Some may have laughed at Poison as musicians. There are some great stories in Tom Beaujour and Richard Bienstock‘s wonderful book Nothin’ But A Good Time on how some of the labels and fellow musicians scoffed at Poison not only getting signed, but thinking they would be gone in two weeks and never make it out of LA. However, the music has lasted through the decades, and this release is a nice collection of the ten first years of the band. Poison and the label could have shied away from putting material out (say the Kotzen era), but the group displayed all of the eras at the time. I have a like/dislike of greatest hits collections (again, money-grabbing or not putting all of the hits on a release), but this one works rather well, in flow, covering the years, and giving the listener plenty of tracks, with 16 and two (at the time) unreleased songs for a total of 18 choices. Regardless of what you may think of the band, this is filled with rockers, ballads, and anthems that helped define the 1980s-1990s glam rock scene. Poison fans were not disappointed with this release. I know I wasn’t when I first bought this, and am not to this day.
01. Nothin’ But A Good Time
02. Talk Dirty To Me
03. Unskinny Bop
04. Every Rose Has Its Thorn
05. Fallen Angel
06. I Won’t Forget You
08. Ride The Wind
09. Look What The Cat Dragged In
10. I Want Action
11. Life Goes On
12. (Flesh & Blood) Sacrifice
13. Cry Tough
14. Your Mama Don’t Dance
15. So Tell Me Why
16. Something To Believe In
17. Sexual Thing (previously unreleased)
18. Lay Your Body Down (previously unreleased)
Bret Michaels – lead vocals
Bobby Dall – bass
Rikki Rockett – drums
Blues Saraceno – lead guitar (17, 18)
C.C. DeVille – lead guitar (1-6, 8-16)
Richie Kotzen – lead guitar (7)
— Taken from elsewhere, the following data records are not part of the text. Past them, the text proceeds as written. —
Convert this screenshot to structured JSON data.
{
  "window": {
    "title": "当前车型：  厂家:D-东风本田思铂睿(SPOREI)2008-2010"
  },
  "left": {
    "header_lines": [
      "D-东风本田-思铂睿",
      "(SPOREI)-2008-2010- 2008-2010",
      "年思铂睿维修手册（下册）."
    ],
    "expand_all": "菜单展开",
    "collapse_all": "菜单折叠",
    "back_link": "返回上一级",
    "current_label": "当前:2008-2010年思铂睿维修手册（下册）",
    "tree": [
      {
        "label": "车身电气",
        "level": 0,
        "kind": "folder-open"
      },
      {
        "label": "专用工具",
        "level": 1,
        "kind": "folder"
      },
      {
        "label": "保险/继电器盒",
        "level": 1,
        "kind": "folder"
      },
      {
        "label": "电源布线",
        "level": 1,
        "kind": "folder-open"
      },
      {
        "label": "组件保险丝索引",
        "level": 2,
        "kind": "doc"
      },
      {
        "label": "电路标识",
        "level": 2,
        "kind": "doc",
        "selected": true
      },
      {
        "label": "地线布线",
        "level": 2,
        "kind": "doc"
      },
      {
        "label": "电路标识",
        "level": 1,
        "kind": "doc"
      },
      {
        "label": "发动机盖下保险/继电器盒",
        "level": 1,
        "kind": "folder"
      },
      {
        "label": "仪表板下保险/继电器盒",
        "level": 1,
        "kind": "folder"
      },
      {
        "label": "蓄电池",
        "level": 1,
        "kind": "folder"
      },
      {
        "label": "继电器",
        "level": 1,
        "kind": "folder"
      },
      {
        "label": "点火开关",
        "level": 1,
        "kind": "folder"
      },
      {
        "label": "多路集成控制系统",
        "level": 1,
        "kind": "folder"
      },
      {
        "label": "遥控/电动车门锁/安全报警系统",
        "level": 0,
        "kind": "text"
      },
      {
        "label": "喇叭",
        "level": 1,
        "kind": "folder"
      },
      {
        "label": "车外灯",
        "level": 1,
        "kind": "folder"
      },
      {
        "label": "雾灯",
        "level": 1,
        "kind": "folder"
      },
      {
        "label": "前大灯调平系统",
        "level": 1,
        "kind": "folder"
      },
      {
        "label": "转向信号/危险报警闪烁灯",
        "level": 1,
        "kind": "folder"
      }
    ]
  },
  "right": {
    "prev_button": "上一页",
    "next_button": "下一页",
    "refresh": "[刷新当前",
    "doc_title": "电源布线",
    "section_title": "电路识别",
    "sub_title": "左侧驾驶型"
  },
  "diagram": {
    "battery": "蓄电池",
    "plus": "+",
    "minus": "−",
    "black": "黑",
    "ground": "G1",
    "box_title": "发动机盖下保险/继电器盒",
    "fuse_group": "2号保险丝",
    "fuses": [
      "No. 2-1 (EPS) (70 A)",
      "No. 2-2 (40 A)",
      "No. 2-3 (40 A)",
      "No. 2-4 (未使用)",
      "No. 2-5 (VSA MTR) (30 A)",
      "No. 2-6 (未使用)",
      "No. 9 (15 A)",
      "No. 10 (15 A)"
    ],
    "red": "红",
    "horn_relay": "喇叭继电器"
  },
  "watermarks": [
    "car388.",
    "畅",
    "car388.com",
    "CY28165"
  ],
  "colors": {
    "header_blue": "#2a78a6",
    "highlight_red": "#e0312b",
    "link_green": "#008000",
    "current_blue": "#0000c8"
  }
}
Reviewed by Lance Lumley for Sleaze Roxx, November 2021
Poison‘s “Talk Dirty To Me” video:
Poison‘s “Fallen Angel” video:
Poison‘s “Unskinny Bop” video: